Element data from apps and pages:
▼
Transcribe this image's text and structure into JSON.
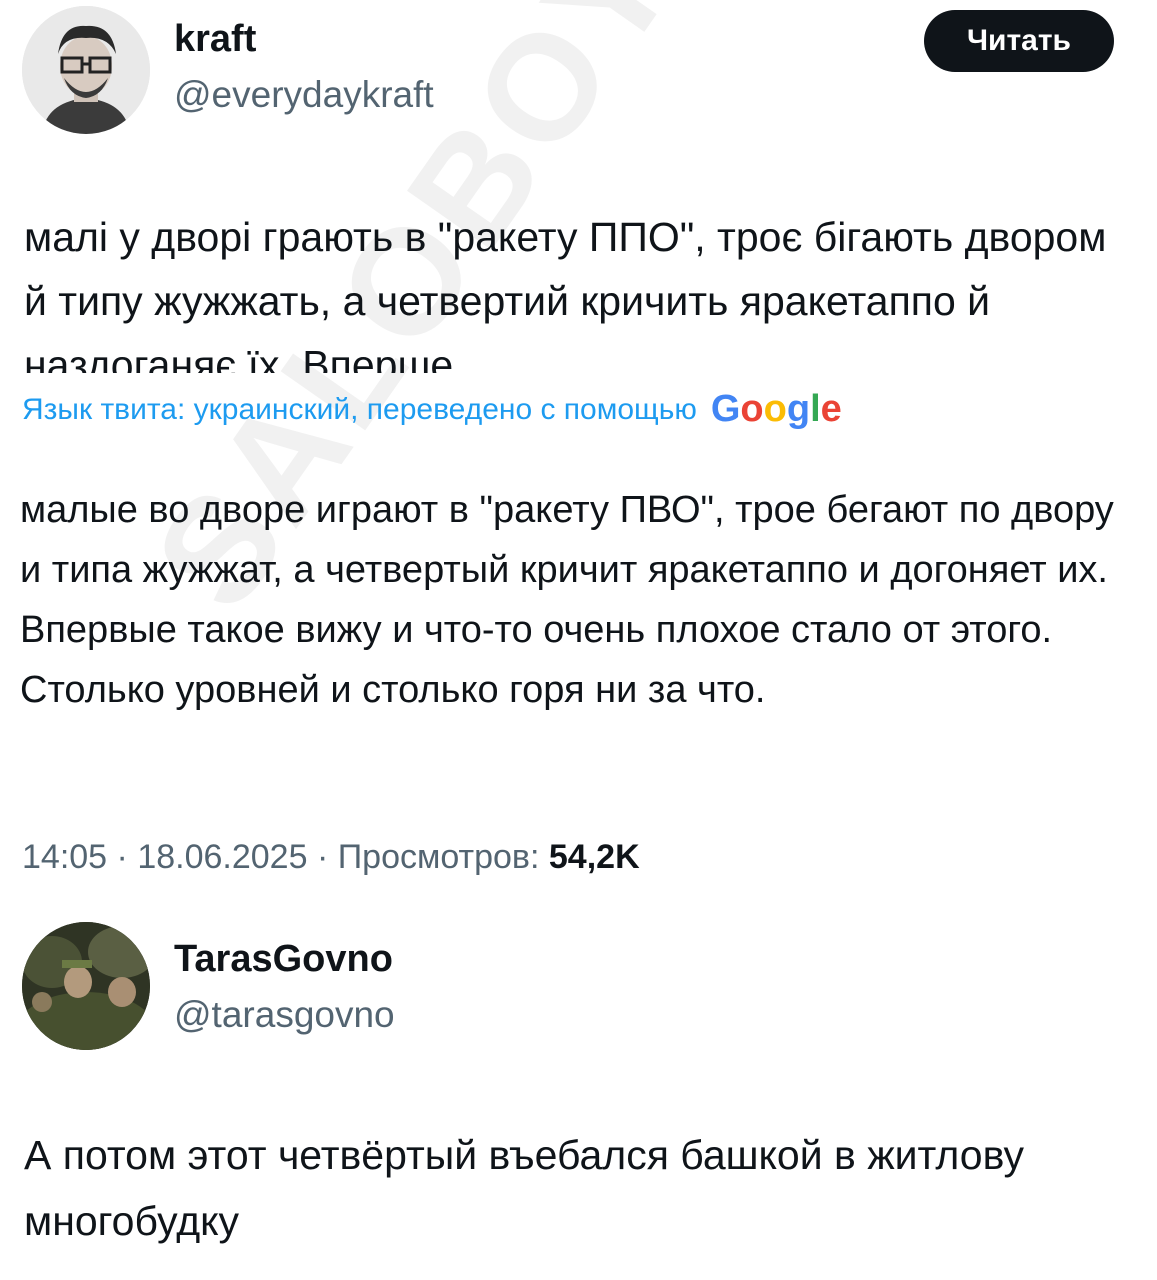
{
  "watermark": "SALOBOY",
  "tweet": {
    "author_name": "kraft",
    "author_handle": "@everydaykraft",
    "follow_label": "Читать",
    "original_text": "малі у дворі грають в \"ракету ППО\", троє бігають двором й типу жужжать, а четвертий кричить яракетаппо й наздоганяє їх. Вперше",
    "translation_label": "Язык твита: украинский, переведено с помощью",
    "translation_provider": "Google",
    "translated_text": "малые во дворе играют в \"ракету ПВО\", трое бегают по двору и типа жужжат, а четвертый кричит яракетаппо и догоняет их. Впервые такое вижу и что-то очень плохое стало от этого. Столько уровней и столько горя ни за что.",
    "time": "14:05",
    "date": "18.06.2025",
    "views_label": "Просмотров:",
    "views_count": "54,2K"
  },
  "reply": {
    "author_name": "TarasGovno",
    "author_handle": "@tarasgovno",
    "text": "А потом этот четвёртый въебался башкой в житлову многобудку"
  }
}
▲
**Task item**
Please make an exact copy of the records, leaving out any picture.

**Response to this task**
Transcribe this image's text and structure into JSON.
{
  "watermark": "SALOBOY",
  "tweet": {
    "author_name": "kraft",
    "author_handle": "@everydaykraft",
    "follow_label": "Читать",
    "original_text": "малі у дворі грають в \"ракету ППО\", троє бігають двором й типу жужжать, а четвертий кричить яракетаппо й наздоганяє їх. Вперше",
    "translation_label": "Язык твита: украинский, переведено с помощью",
    "translation_provider": "Google",
    "translated_text": "малые во дворе играют в \"ракету ПВО\", трое бегают по двору и типа жужжат, а четвертый кричит яракетаппо и догоняет их. Впервые такое вижу и что-то очень плохое стало от этого. Столько уровней и столько горя ни за что.",
    "time": "14:05",
    "date": "18.06.2025",
    "views_label": "Просмотров:",
    "views_count": "54,2K"
  },
  "reply": {
    "author_name": "TarasGovno",
    "author_handle": "@tarasgovno",
    "text": "А потом этот четвёртый въебался башкой в житлову многобудку"
  }
}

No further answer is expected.